It is worth remembering that not all aspects of estate planning require the involvement of a legal professional. Furthermore, whilst only qualified legal professionals may be able to execute certain documents, financial advisers are generally far better qualified to help clients make the actual decisions that are being codified in those documents. This is because the financial adviser generally has a far more holistic understanding of the client’s family and financial situation, and also because most lawyers are not qualified nor experienced to deal with the vast range of estate planning issues that planners often see within their clients’ affairs. One example might be the navigation of superannuation death benefits post the 2017 reforms , particularly with SMSFs with pension and accumulation balances. Other areas where many lawyers lack experience and expertise include Centrelink, aged care, and taxation issues arising on death.

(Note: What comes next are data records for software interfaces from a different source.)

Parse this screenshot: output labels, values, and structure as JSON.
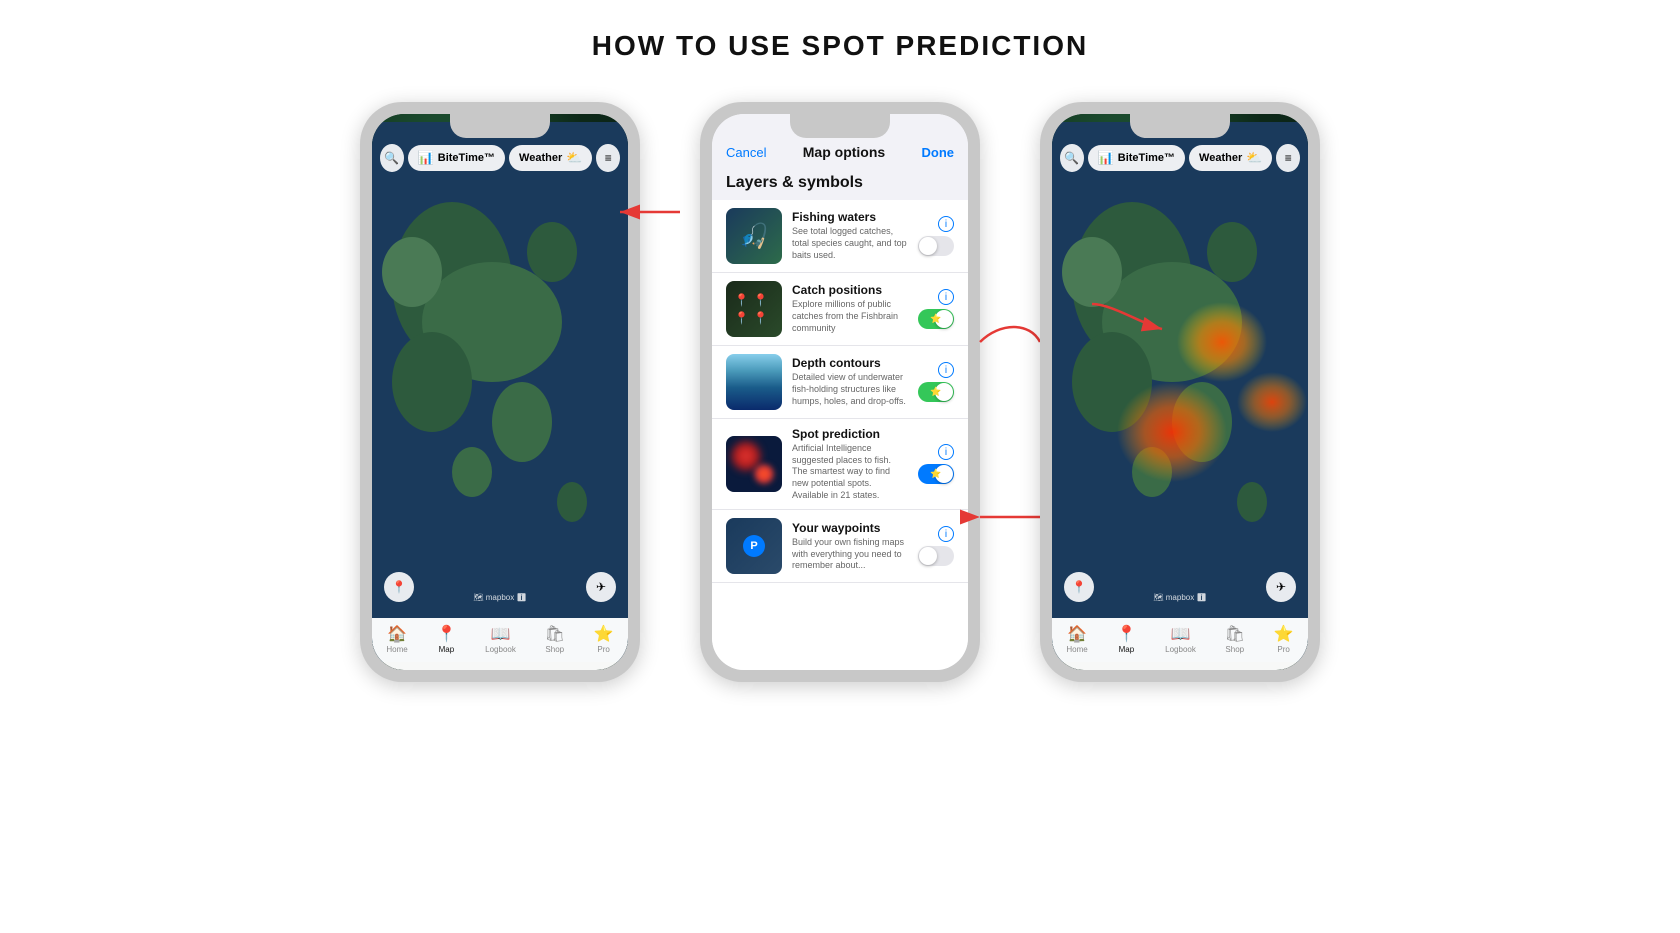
{
  "title": "HOW TO USE SPOT PREDICTION",
  "phone1": {
    "header": {
      "search_icon": "🔍",
      "bitetime_label": "BiteTime™",
      "bitetime_icon": "📊",
      "weather_label": "Weather",
      "weather_icon": "⛅",
      "layers_icon": "≡"
    },
    "bottom": {
      "mapbox_label": "🗺 mapbox",
      "info_icon": "ℹ",
      "location_icon": "📍",
      "navigate_icon": "✈"
    },
    "tabs": [
      {
        "label": "Home",
        "icon": "🏠",
        "active": false
      },
      {
        "label": "Map",
        "icon": "📍",
        "active": true
      },
      {
        "label": "Logbook",
        "icon": "📖",
        "active": false
      },
      {
        "label": "Shop",
        "icon": "🛍",
        "active": false
      },
      {
        "label": "Pro",
        "icon": "⭐",
        "active": false
      }
    ]
  },
  "phone2": {
    "header": {
      "cancel_label": "Cancel",
      "title_label": "Map options",
      "done_label": "Done"
    },
    "section_title": "Layers & symbols",
    "layers": [
      {
        "name": "Fishing waters",
        "desc": "See total logged catches, total species caught, and top baits used.",
        "toggle_state": "off",
        "thumb_type": "fishing"
      },
      {
        "name": "Catch positions",
        "desc": "Explore millions of public catches from the Fishbrain community",
        "toggle_state": "on",
        "thumb_type": "catch"
      },
      {
        "name": "Depth contours",
        "desc": "Detailed view of underwater fish-holding structures like humps, holes, and drop-offs.",
        "toggle_state": "on",
        "thumb_type": "depth"
      },
      {
        "name": "Spot prediction",
        "desc": "Artificial Intelligence suggested places to fish. The smartest way to find new potential spots. Available in 21 states.",
        "toggle_state": "on-blue",
        "thumb_type": "spot"
      },
      {
        "name": "Your waypoints",
        "desc": "Build your own fishing maps with everything you need to remember about...",
        "toggle_state": "off",
        "thumb_type": "waypoints"
      }
    ]
  },
  "phone3": {
    "header": {
      "search_icon": "🔍",
      "bitetime_label": "BiteTime™",
      "bitetime_icon": "📊",
      "weather_label": "Weather",
      "weather_icon": "⛅",
      "layers_icon": "≡"
    },
    "tabs": [
      {
        "label": "Home",
        "icon": "🏠",
        "active": false
      },
      {
        "label": "Map",
        "icon": "📍",
        "active": true
      },
      {
        "label": "Logbook",
        "icon": "📖",
        "active": false
      },
      {
        "label": "Shop",
        "icon": "🛍",
        "active": false
      },
      {
        "label": "Pro",
        "icon": "⭐",
        "active": false
      }
    ]
  }
}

Life insurance is often used by business clients in business succession arrangements for partnerships, SMEs, and family businesses. This can be lucrative area to become involved in, as the sums insured are generally higher and business clients are generally more willing and able to pay fees for the advice.
A further opportunity for those advisers who decide to strengthen their risk credentials is to partner with those advisers who choose to outsource life insurance advice.
At the beginning of 2020, Phil Thompson changed his business from a full-service advice practice Thompson Financial Services to a Risk Specialist offer Skye.com.au
Aside from this narrower focus seeing his traction with referral sources increase, there have been client and efficiency benefits too.
“Niching is scary, I have wanted to do it for a long time and have avoided it because it means you need to say no to people. To complicate matters you may be dealing with referral partners who send you a broad range of clients that now don’t fit your new niche. On top of those niching side effects, I also had a number of existing clients that didn’t necessarily align with my new model. I was worried I was self-sabotaging a great business with happy customers that I’d invested years into building.”
“My business grew almost 250% during 2020 and getting specific on what advice I was providing and for who, was a significant contributor to that uplift. Ironically, narrowing my scope generated a high level of ideal new clients and efficiency.”
More new clients came my way because what I did was easier for referral partners to articulate – I could get very clear on the problem I could help them, and their clients solve.
There are also a whole bunch of process efficiencies and enhancements that I could capture through doing a narrower range of services. When your offer is broad your often freestyling, there’s a new process pathway for almost every ‘unique’ client type. My team and I have found we can only optimise and automate the things we repeat. I also think that the equation has flow-on benefits for our customer experience. The proposition of Skye is to simplify the insurance chore for our clients, the clients who we aim to resonate with are female millennials. We found because we delivered to our proposition succinctly every time, inner circle referrals increased. When we were dabbling in a broader range of services it was much more difficult to ensure our processes upheld the experience we wanted to deliver – it just wasn’t sleek.